A ditty that Cliff used to sing more often in days when the Gris would quite down during softer songs, stories, and songs that required some attention to be paid to the story.
A handsome young sailor to London came down,
He’d been paid off his ship in old Liverpool town.
They asked him his name and he answered them, “Quite,
I belong to a family called nine times a night.”
Well a buxom young widow who still wore her weeds.
Her husband had left her his money and deeds.
Resolved she was on her conjugal rights
And to soften her sorrows with nine times a night.

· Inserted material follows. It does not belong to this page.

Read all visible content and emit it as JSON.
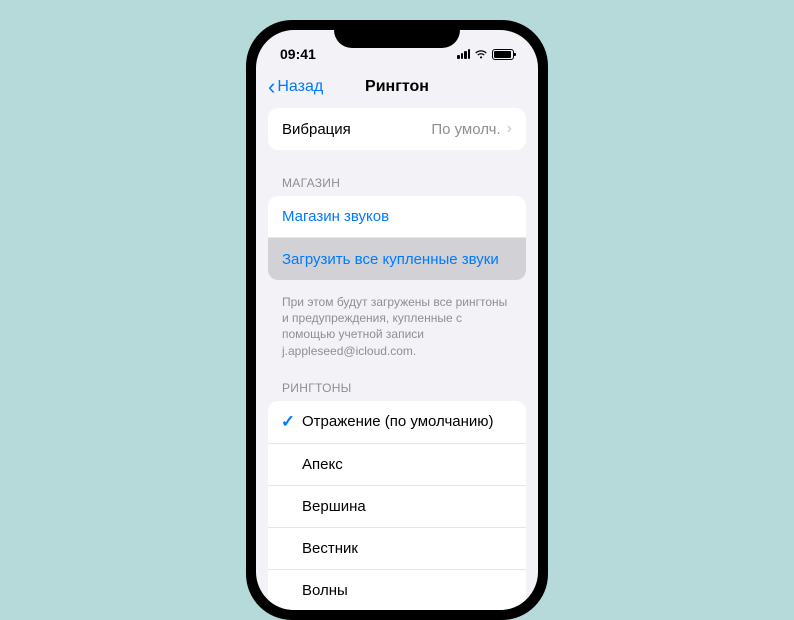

So she’s called to her serving maids Ann and Amelia
To keep a watch out for this wonderful sailor,
And if ever he happened to chance in their sight
To bring her fond tidings of nine times a night.

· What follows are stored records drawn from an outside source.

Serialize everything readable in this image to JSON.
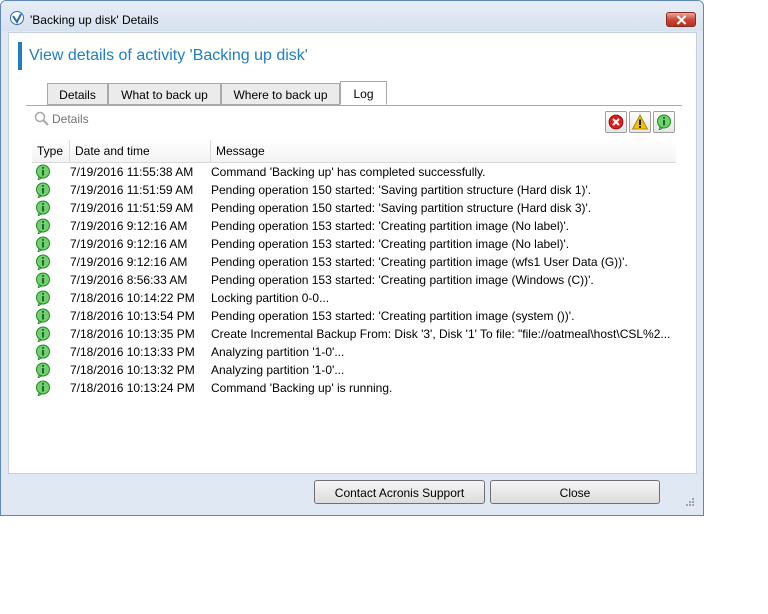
{
  "window": {
    "title": "'Backing up disk' Details"
  },
  "heading": "View details of activity 'Backing up disk'",
  "tabs": [
    {
      "label": "Details"
    },
    {
      "label": "What to back up"
    },
    {
      "label": "Where to back up"
    },
    {
      "label": "Log",
      "active": true
    }
  ],
  "search": {
    "placeholder": "Details"
  },
  "filters": [
    {
      "name": "error-filter"
    },
    {
      "name": "warning-filter"
    },
    {
      "name": "info-filter"
    }
  ],
  "grid": {
    "headers": {
      "type": "Type",
      "datetime": "Date and time",
      "message": "Message"
    },
    "rows": [
      {
        "type": "info",
        "datetime": "7/19/2016 11:55:38 AM",
        "message": "Command 'Backing up' has completed successfully."
      },
      {
        "type": "info",
        "datetime": "7/19/2016 11:51:59 AM",
        "message": "Pending operation 150 started: 'Saving partition structure (Hard disk 1)'."
      },
      {
        "type": "info",
        "datetime": "7/19/2016 11:51:59 AM",
        "message": "Pending operation 150 started: 'Saving partition structure (Hard disk 3)'."
      },
      {
        "type": "info",
        "datetime": "7/19/2016 9:12:16 AM",
        "message": "Pending operation 153 started: 'Creating partition image (No label)'."
      },
      {
        "type": "info",
        "datetime": "7/19/2016 9:12:16 AM",
        "message": "Pending operation 153 started: 'Creating partition image (No label)'."
      },
      {
        "type": "info",
        "datetime": "7/19/2016 9:12:16 AM",
        "message": "Pending operation 153 started: 'Creating partition image (wfs1 User Data (G))'."
      },
      {
        "type": "info",
        "datetime": "7/19/2016 8:56:33 AM",
        "message": "Pending operation 153 started: 'Creating partition image (Windows (C))'."
      },
      {
        "type": "info",
        "datetime": "7/18/2016 10:14:22 PM",
        "message": "Locking partition 0-0..."
      },
      {
        "type": "info",
        "datetime": "7/18/2016 10:13:54 PM",
        "message": "Pending operation 153 started: 'Creating partition image (system ())'."
      },
      {
        "type": "info",
        "datetime": "7/18/2016 10:13:35 PM",
        "message": "Create Incremental Backup  From: Disk '3', Disk '1' To file: \"file://oatmeal\\host\\CSL%2..."
      },
      {
        "type": "info",
        "datetime": "7/18/2016 10:13:33 PM",
        "message": "Analyzing partition '1-0'..."
      },
      {
        "type": "info",
        "datetime": "7/18/2016 10:13:32 PM",
        "message": "Analyzing partition '1-0'..."
      },
      {
        "type": "info",
        "datetime": "7/18/2016 10:13:24 PM",
        "message": "Command 'Backing up' is running."
      }
    ]
  },
  "buttons": {
    "support": "Contact Acronis Support",
    "close": "Close"
  },
  "colors": {
    "accent": "#1e7fc4",
    "info": "#2fae2f",
    "error": "#d81e1e",
    "warning": "#f2c200"
  }
}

She was favored by fortune the very next day.
These two giggling girls saw him coming their way!
They’ve rushed up the stairs full of amorous delight,

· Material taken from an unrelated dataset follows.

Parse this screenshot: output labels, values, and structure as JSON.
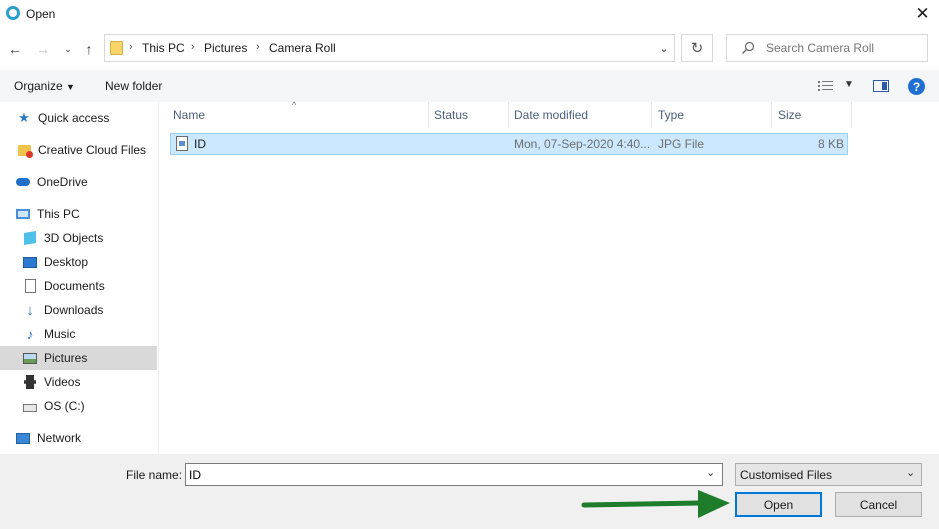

Crying, “There comes that sailor with his nine times a night!”
She’s jumped out of bed and she’s pulled on her clothes,
And straight to the hall door like lightening she goes.
She’s looked him once over and gave him a smack, (big kiss)
And the bargain was struck: no more sailing for Jack!
The wedding was over, the bride tolled the bell.
Jack trimmed her sails five times and that pleased her well!
She vowed to herself she was satisfied quite,
But she still gives sly hints about nine times a night.
Says Jack, “My dear bride, you mistook me quite wrong;
I said to that family I did belong;
Nine times a night’s a bit hard for a man.
I couldn’t do it myself, but me sister she can.”